Comment & People

Poland / Government Facing Decision On Technology For First Nuclear Plant, Says Minister

By Kamen Kraev
14 February 2020

Jacek Sasin says Poland 'chased by deadlines' to reform energy sector
Government Facing Decision On Technology For First Nuclear Plant, Says Minister
Jacek Sasin, minister of state assets. Image courtesy Polish Council of Ministers.
Poland’s minister of state assets Jacek Sasin said the Polish government can “continue thinking” about the introduction of nuclear energy in the country after European leaders agreed not to exclude nuclear from 2050 net-zero plans at a summit in December.

In an interview for Polish newspaper Gazeta Prawna, Mr Sasin said Poland is facing the decision of choosing a foreign technology vendor for the country’s first nuclear power station project.

“The matter is not simple, these are huge costs and complicated issues related to the choice of technology”, Mr Sasin said.

He said that Poland would “for example put aside” Chinese or Russian technologies, but “there are” US, Japanese, South Korean, and French proposals.

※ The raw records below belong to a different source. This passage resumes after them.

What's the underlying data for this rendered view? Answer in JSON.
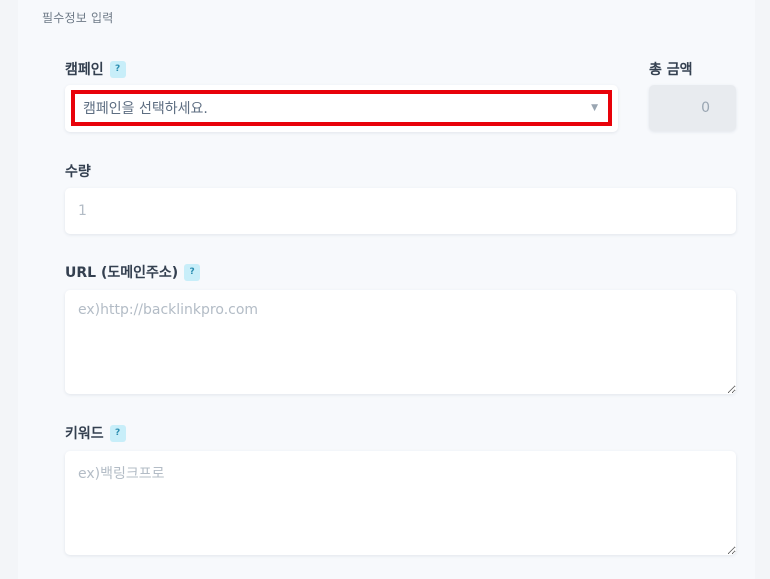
{
  "section": {
    "title": "필수정보 입력"
  },
  "campaign": {
    "label": "캠페인",
    "help": "?",
    "selected": "캠페인을 선택하세요.",
    "arrow": "▼"
  },
  "total": {
    "label": "총 금액",
    "value": "0"
  },
  "quantity": {
    "label": "수량",
    "placeholder": "1"
  },
  "url": {
    "label": "URL (도메인주소)",
    "help": "?",
    "placeholder": "ex)http://backlinkpro.com"
  },
  "keyword": {
    "label": "키워드",
    "help": "?",
    "placeholder": "ex)백링크프로"
  },
  "colors": {
    "highlight": "#e8020a",
    "help_bg": "#c8eef9",
    "help_fg": "#2b8db0"
  }
}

Asked about small modular reactors, Mr Sasin said SMR technology “may work” in the future, however Poland “is chased by deadlines” and needs to reform its energy sector using technologies available in the present.

Poland launched a national nuclear power programme in 2014 which included the construction of up to 6 GW of capacity by 2035, but the government has been delaying a final decision on the programme since taking over in 2015 because of financing uncertainties.

In November 2019, the government’s commissioner for strategic energy infrastructure Piotr Naimski told reporters that officials are in the process of conducting a “very detailed review” of all available reactor technology options.

A draft energy strategy called for construction of Poland’s first nuclear unit by 2033 and another five or six by 2043.

Government sources have said Poland will be aiming at a possible 6% nuclear share in the early to mid-2030s and a 15-20% nuclear share by 2050, although this would depend on a final decision about the nuclear programme and its financing.

Poland wants to invest in a new low-carbon energy source like nuclear to help it reduce its CO2 emissions in line with EU targets. About 80% of Poland’s electricity comes from ageing coal plants, many of which will have to close in the coming decade. Poland wants to reduce that to 60% in the 2030s.

Pen Use this content